The sales figures have come in, costs have been analysed and by this point the high-ups at IPC had decided that one of either 2000AD or Starlord had to go in their hatch, match and dispatch policy. If I recall correctly, this is the start of the last Starlord Ro-Busters storyline and Howard Quartz gets a visit from the tax collectors. Jack Adrian provides a few connections with previous story as Quartz tries to weasel his way out of paying the full tax bill, to no avail. Not only does he not get out of it, but a few instances of incompetence lead the British government to consider nationalising Ro-Busters. Ferrer provides the images to bring the words to life, including the atom-cruncher exploding (the atom-cruncher being the on-island power station for Ro-Busters). I should probably have mentioned this in previous blog posts, but there’s one page which features a pet hate of mine regarding the reading order of panels. I’ve noticed this on a few other stories in Star Lord (and in 2000AD, but less so). Basically, if you need an arrow to show you which order to read the panels in then you should probably put the panels in a different order. This happens where Hammerstein shoots at a falling girder about to flatten Quartz – but the obvious order to read them (which I did because I didn’t spot the arrow) was the setup of the action, the aftermath of the action, then the action itself. The average comic page has tiers (rows) of panels, read left to right (in countries where words are read in that direction). You read one tier of panels, then go down one and read the next tier. If you mess about with this then you’d better have a good reason for it (to create a sense of depth for a well, or height for a sky). None of that is the case here. Back to the story. Quartz loses his temper with the war robot who saved his life and while gesticulating wildly gets kidnapped in an anti-grave tractor-beam which steals him away into a craft hovering above. The tax collectors take over Ro-Busters, Quarts is on the international police wanted list for tax evasion and Quarts opens a door on the craft to encounter an unseen but familiar (to Quartz) face.
A one page Starlord Survival Data / Starlord’s Starquiz – hopefully the last of the three-choice quizes in this comic, but we’ve still got another two weeks after this, so there could be more.
It’s not just Howard Quartz getting kidnapped, as Holocaust hots up with Hunter and J Edgar the alien being snatched mid-air by a UFO (which has a dog fight with fighter jets over Washington) before being taken to Siberia. The world governments seem to be uniting to fight the alien menace while Hunter awakes to see two aliens in the doorway of the largest UFO yet. I’d love to say they look menacing, but they remind me of Mr Moonie from Judge Dredd’s time on the moon – with the big hooded head!

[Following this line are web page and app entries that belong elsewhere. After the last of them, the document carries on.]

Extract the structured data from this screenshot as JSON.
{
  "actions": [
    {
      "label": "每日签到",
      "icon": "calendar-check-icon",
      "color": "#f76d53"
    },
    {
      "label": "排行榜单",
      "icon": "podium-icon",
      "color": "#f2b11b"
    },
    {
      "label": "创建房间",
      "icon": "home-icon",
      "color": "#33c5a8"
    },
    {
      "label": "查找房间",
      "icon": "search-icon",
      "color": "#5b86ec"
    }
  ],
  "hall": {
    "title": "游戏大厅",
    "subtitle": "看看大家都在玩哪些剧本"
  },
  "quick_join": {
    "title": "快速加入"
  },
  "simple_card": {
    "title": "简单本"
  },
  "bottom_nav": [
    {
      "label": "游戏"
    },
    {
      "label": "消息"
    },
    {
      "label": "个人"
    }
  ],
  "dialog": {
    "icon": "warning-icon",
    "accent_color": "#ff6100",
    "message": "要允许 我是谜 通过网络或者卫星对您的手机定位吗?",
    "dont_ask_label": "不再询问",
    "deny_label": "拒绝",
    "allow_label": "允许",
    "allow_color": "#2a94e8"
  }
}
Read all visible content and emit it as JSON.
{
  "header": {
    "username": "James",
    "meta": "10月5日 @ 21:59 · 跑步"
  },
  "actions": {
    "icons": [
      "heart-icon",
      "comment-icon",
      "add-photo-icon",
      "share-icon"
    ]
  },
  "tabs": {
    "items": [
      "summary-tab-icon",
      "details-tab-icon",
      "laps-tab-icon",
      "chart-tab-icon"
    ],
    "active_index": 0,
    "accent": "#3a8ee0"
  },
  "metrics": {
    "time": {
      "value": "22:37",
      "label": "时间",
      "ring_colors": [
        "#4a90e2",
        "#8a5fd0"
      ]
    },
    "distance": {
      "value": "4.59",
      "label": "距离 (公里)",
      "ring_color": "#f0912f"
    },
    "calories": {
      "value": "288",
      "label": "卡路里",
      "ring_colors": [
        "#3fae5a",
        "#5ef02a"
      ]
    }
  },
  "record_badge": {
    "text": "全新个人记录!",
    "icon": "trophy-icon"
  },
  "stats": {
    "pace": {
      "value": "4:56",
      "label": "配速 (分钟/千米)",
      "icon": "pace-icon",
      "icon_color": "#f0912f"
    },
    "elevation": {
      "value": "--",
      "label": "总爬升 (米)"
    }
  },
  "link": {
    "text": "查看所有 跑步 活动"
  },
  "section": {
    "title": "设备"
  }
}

Grailpage: I was tempted by page two of Mind Wars, featuring a splash (!) panel of Tilman and Kareela next to her villa behind a waterfall, but I’m going for the Ian Kennedy cover, showing the dog-fight over Washington in light blue and red. I have a feeling he’ll be on other IPC titles for some time after this, especially Dan Dare in (1980s) Eagle, so his next chance at a grail page may well be the Messerschmidts in the Mega-City. But I could be wrong.
Grailquote: Alan Hebden, gopher: “Bunch of green recruits from Earth have arrived at the spaceport! The general wants ’em broken in right away.” Joe: “I suppose it’s best. Can’t have them thinking they’ve come out here to fight a war.”